- Hiring a professional employment organization (PEO) can be invaluable for most businesses, yet every organization must take some important considerations into account prior to using one.
- Pricing PEO services depends heavily upon the number of employees and percentage of overall payroll for a company.
- Professional Employer Organizations (PEOs) typically do not partner with companies with less than 10 employees; ideal numbers range between 18 and 80. Working with a PEO means handing off some or all administrative responsibilities of your business to us.
- Structure and length of contracts will differ between organizations. Should you decide to cancel, however, fees may apply when cancelling.
- Not every professional employer organization (PEO) offers all the same services; additionally, PEO services vary widely.
Tips on How to Choose a PEO
Let’s say you have considered everything mentioned above and decided to use a PEO. If so, consider the following tips to select the ideal PEO for your business:
- Look for a PEO that can meet the needs of both your employees and your business.
- Check if a PEO boasts fiscal stability and has a strong track record.
- Work with a PEO that has compliance expertise and provide comprehensive support.
- Supply references and read reviews from their clients, especially ones in your industry.
- Make sure a PEO offers coverage and services where you’re doing business.
Related: What is a certified peo
What Types of Businesses Benefit From PEOs?
As stated by the National Association of Professional Employer Organizations (NAPEO), their typical clients are small businesses with about 20 employees. It comes as no surprise given that professional employer organizations are geared toward small and mid sized businesses.
That’s not to say large companies can’t partner with a PEO. Professional employer organizations can be a good fit for just about any industry, including:
- Dealers and securities brokers
- Real estate management
- Engineering and computer services
- Legal services
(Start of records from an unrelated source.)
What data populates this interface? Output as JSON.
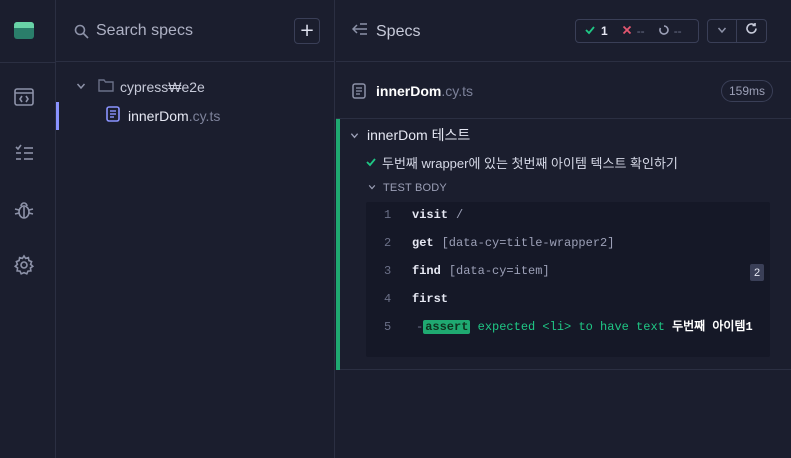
{
  "nav": {
    "items": [
      {
        "name": "runs",
        "icon": "code-window-icon"
      },
      {
        "name": "specs",
        "icon": "list-icon"
      },
      {
        "name": "debug",
        "icon": "bug-icon"
      },
      {
        "name": "settings",
        "icon": "gear-icon"
      }
    ]
  },
  "specs_pane": {
    "search_placeholder": "Search specs",
    "add_label": "+",
    "folder": "cypress₩e2e",
    "file_name": "innerDom",
    "file_ext": ".cy.ts"
  },
  "reporter": {
    "title": "Specs",
    "stats": {
      "passed": "1",
      "failed": "--",
      "pending": "--"
    },
    "spec_name": "innerDom",
    "spec_ext": ".cy.ts",
    "duration": "159ms",
    "suite_title": "innerDom 테스트",
    "test_title": "두번째 wrapper에 있는 첫번째 아이템 텍스트 확인하기",
    "body_label": "TEST BODY",
    "commands": [
      {
        "num": "1",
        "name": "visit",
        "msg": "/"
      },
      {
        "num": "2",
        "name": "get",
        "msg": "[data-cy=title-wrapper2]"
      },
      {
        "num": "3",
        "name": "find",
        "msg": "[data-cy=item]",
        "badge": "2"
      },
      {
        "num": "4",
        "name": "first",
        "msg": ""
      },
      {
        "num": "5",
        "name": "",
        "msg": ""
      }
    ],
    "assert": {
      "prefix": "-",
      "tag": "assert",
      "text": " expected <li> to have text ",
      "value": "두번째 아이템1"
    },
    "colors": {
      "pass": "#1fa971",
      "fail": "#e45770",
      "accent": "#8a93ff"
    }
  }
}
- Auditing, accounting, and bookkeeping
- Management consulting
- HVAC and plumbing
Professional Employer Organizations (PEOs) offer a comprehensive solution for businesses seeking to streamline their human resources, payroll, and compliance functions. By partnering with a PEO, companies can focus on their core operations while entrusting HR-related tasks to experts. This eventually results in increased efficiency and reduced administrative burdens.